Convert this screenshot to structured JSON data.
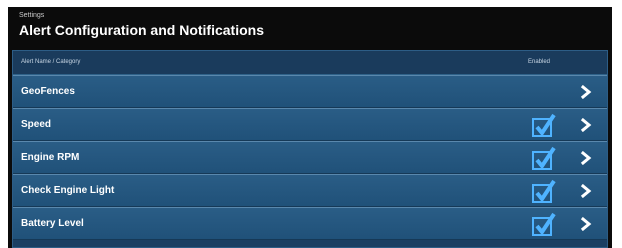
{
  "breadcrumb": "Settings",
  "page_title": "Alert Configuration and Notifications",
  "table": {
    "headers": {
      "name": "Alert Name / Category",
      "enabled": "Enabled"
    },
    "rows": [
      {
        "label": "GeoFences",
        "enabled": false
      },
      {
        "label": "Speed",
        "enabled": true
      },
      {
        "label": "Engine RPM",
        "enabled": true
      },
      {
        "label": "Check Engine Light",
        "enabled": true
      },
      {
        "label": "Battery Level",
        "enabled": true
      }
    ]
  },
  "icons": {
    "enabled": "checkmark-icon",
    "open": "chevron-right-icon"
  },
  "colors": {
    "page_bg": "#0b0b0b",
    "row_bg": "#2a5d86",
    "check": "#4fb3ff",
    "text": "#ffffff"
  }
}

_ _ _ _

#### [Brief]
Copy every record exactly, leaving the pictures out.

#### [Output of the task]
Convert this screenshot to structured JSON data.
{
  "breadcrumb": "Settings",
  "page_title": "Alert Configuration and Notifications",
  "table": {
    "headers": {
      "name": "Alert Name / Category",
      "enabled": "Enabled"
    },
    "rows": [
      {
        "label": "GeoFences",
        "enabled": false
      },
      {
        "label": "Speed",
        "enabled": true
      },
      {
        "label": "Engine RPM",
        "enabled": true
      },
      {
        "label": "Check Engine Light",
        "enabled": true
      },
      {
        "label": "Battery Level",
        "enabled": true
      }
    ]
  },
  "icons": {
    "enabled": "checkmark-icon",
    "open": "chevron-right-icon"
  },
  "colors": {
    "page_bg": "#0b0b0b",
    "row_bg": "#2a5d86",
    "check": "#4fb3ff",
    "text": "#ffffff"
  }
}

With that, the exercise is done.